veg of the month
Friday 11th June 2010
Despite being widely used in desserts, rhubarb is technically a vegetable; it’s a member of the polygonaceae family and related to sorrel. It has suffered in recent years along with many of Britain’s traditional crops as supermarkets started selling out-of-season produce from around the world. Rhubarb is an excellent crop to grow in Britain, enjoying cool climates and suffering very few pests. At home, it will keep for a week in a plastic bag in the bottom of your fridge, and can still be used after this. It also packs a flavoursome punch at the table. As well as the obvious crumble, enjoy its vibrant colour by swirling stewed rhubarb through creamy yoghurt for a quick breakfast or dessert. Its sharpness works beautifully with meat and fish, too.
Order a bundle of rhubarb alongside your vegbox for delivery between 7-19th June* and we’ll include a free pack of vanilla pods so you can try our Rhubarb and Vanilla Yoghurt Cake (recipe available on the website). The cake is really quick to make and is good served warm or cold. *while stocks last
no carrots in the boxes

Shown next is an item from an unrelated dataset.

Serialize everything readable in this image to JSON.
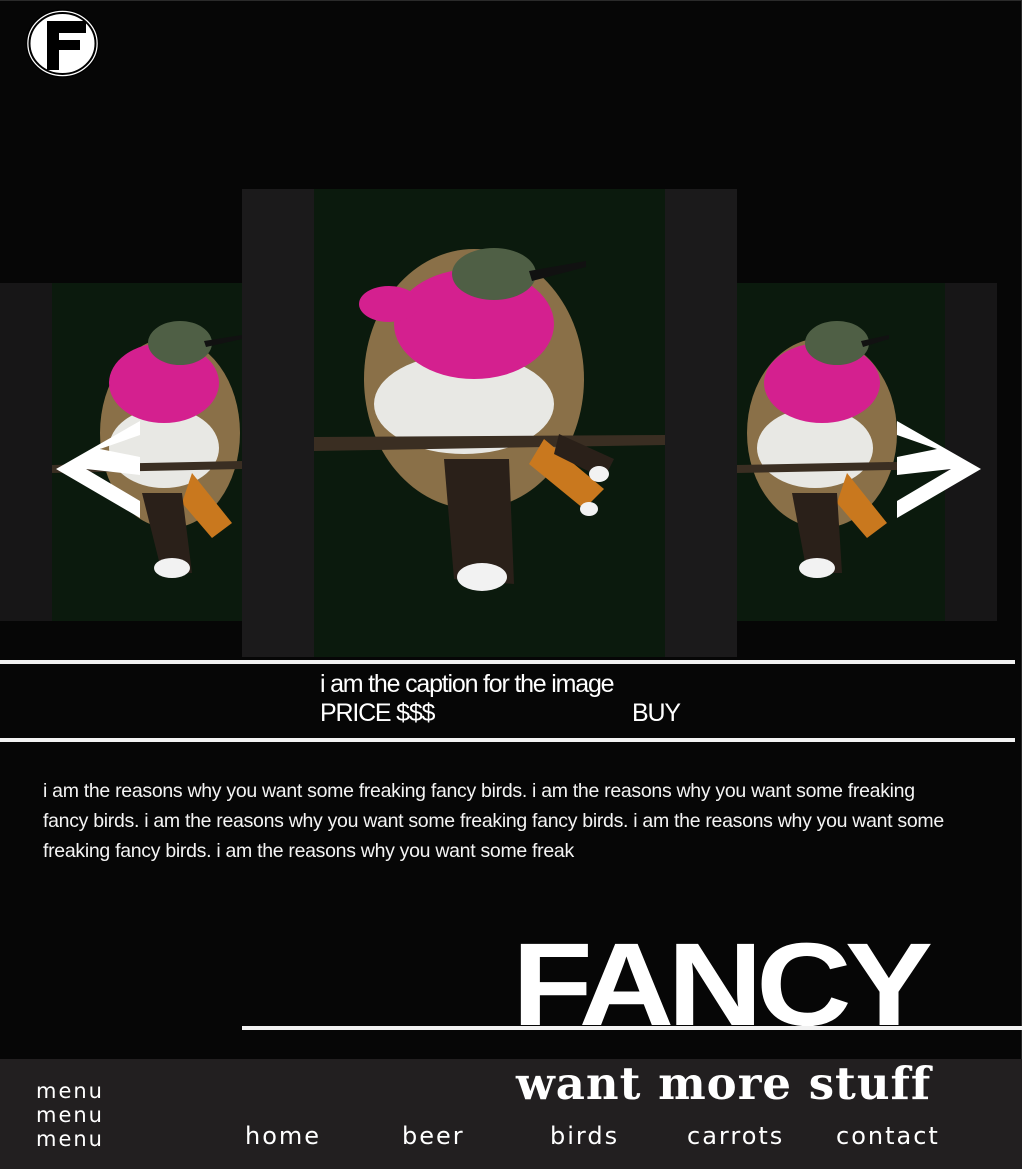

The carrot bunches on our farm in France were badly beaten up by the weeds and then seriously assaulted by an atrocious spring. The end result is a much lower yield than we had hoped for, with each carrot creeping towards a harvestable size much later than expected. Our own season has also started a couple of weeks late; we had hoped that the first bunches would be ready for the boxes this week, but they just aren’t quite there yet. Rather than harvest when they are too small or jump to buying substandard southern European carrots, we have decided to leave carrots out of the boxes this week. We are confident that the bunches from France, combined with bunches from Graham and Chris, our growers in Norfolk, will satisfy the needs of the boxes next week. By the end of June, with a little rain and some more sunshine, the crop should be racing away, with ample to go round. You will then enjoy bunches in the boxes through to August, when we return to loose carrots for the autumn.